binds Whom to dom[ann,tina] (again leaving ``fred or john'' anonymous).

A binding construct in a clause head can always be replaced by by introducing a new premise . If is further transformed to , applying a unary predicate corresponding to , the entire reduction is similar to the reduction of a sorted logic to an unsorted one.

Thus, the bnd/dom rule is equivalent to


likes(john,X) :- X is dom[ann,mary,susan], likes(X,wine).
and, with ann-mary-or-susan, to

likes(john,X) :- ann-mary-or-susan(X), likes(X,wine).
ann-mary-or-susan(dom[ann,mary,susan]).

Also, the bnd/exc rule is equivalent to


likes(john,X) :- X is exc[mary,claire,linda], likes(X,wine).
and, with not-mary-claire-and-linda, to

likes(john,X) :- not-mary-claire-and-linda(X), likes(X,wine).
not-mary-claire-and-linda(exc[mary,claire,linda]).

The reduced form can perform `type' checking only after unification, once the former bnd variable is bound. Unlike the transformation (in section 4) of


bnd[X,dom[1,2,3]] is dom[2,3,4,5]     % fact p(bnd[X,dom[1,2,3]]).
bnd[X,exc[1,2,3]] is dom[2,3,4,5]     % fact p(bnd[X,exc[1,2,3]]).
to the `pre-typing' (domain/exclusion-initializing, not possible for clause heads as indicated by the ``%''-comments)

X is dom[1,2,3], X is dom[2,3,4,5]  % X is dom[1,2,3] not in p(X).
X is exc[1,2,3], X is dom[2,3,4,5]  % X is exc[1,2,3] not in p(X).
the above bnd-to-is reduction thus performs `post-typing' (domain/exclusion-specializing, generally applicable), as in

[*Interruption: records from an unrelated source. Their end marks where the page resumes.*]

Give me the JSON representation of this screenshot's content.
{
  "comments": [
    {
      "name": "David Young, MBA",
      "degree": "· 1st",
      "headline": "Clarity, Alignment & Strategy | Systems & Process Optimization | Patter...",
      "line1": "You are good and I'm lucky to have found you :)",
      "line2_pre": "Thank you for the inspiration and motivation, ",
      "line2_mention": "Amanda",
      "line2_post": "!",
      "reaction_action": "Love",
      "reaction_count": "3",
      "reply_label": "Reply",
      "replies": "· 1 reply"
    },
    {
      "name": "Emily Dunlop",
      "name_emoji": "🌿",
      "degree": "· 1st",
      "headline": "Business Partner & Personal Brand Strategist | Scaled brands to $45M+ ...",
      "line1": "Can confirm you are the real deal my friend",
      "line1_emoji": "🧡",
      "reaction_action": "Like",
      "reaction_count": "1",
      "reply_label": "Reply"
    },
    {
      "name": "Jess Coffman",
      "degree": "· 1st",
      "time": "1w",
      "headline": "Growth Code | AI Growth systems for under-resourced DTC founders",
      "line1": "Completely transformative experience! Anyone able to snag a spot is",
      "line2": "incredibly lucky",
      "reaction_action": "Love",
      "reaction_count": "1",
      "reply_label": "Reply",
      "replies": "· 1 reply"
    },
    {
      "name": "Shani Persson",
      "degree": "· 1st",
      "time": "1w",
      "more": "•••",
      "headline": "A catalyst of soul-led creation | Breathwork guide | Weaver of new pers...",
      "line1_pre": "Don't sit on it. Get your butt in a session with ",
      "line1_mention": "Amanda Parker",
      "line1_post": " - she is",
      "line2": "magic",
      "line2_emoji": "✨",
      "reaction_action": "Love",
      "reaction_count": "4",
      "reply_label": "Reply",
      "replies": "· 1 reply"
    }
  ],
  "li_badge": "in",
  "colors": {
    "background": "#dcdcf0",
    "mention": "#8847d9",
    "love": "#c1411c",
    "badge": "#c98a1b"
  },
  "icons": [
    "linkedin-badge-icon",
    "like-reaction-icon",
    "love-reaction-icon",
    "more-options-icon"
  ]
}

X is dom[2,3,4,5], X is dom[1,2,3] % rule p(X) :- X is dom[1,2,3].
X is dom[2,3,4,5], X is exc[1,2,3] % rule p(X) :- X is exc[1,2,3].

Unfortunately, post-typed clauses no longer permit the selectivity of typed (e.g. domain-constrained or sorted) unification and WAM-indexing and of typed anti-unification (for generalization, see section 7). Also, at least if compared with the ``:''-infix syntax of bnd as usable for our versions of the PROLOG example,


likes(john,X:dom[ann,mary,susan]) :- likes(X,wine).
likes(john,X:exc[mary,claire,linda]) :- likes(X,wine).
the is-reduced formulations are less readable.

Combining post-typing with the reformulation of an is-assigned exclusion as a conjunction of solved disequalities (cf. in section 3), we can repeatedly transform any -ary-exc-head clause

to an equivalent unary-exc-body clause

(for anonymous exclusions we choose a new variable for ``''), representing

where the non-Horn-clause character engendered by the exc terms is revealed by the ``'' constraints preceding the ordinary premises.



Next: Finite-Domain/Exclusion Functional Programming Up: Domains/Exclusions in Relation Previous: Facts and dom/exc


Harold Boley & Michael Sintek (sintek@dfki.uni-kl.de)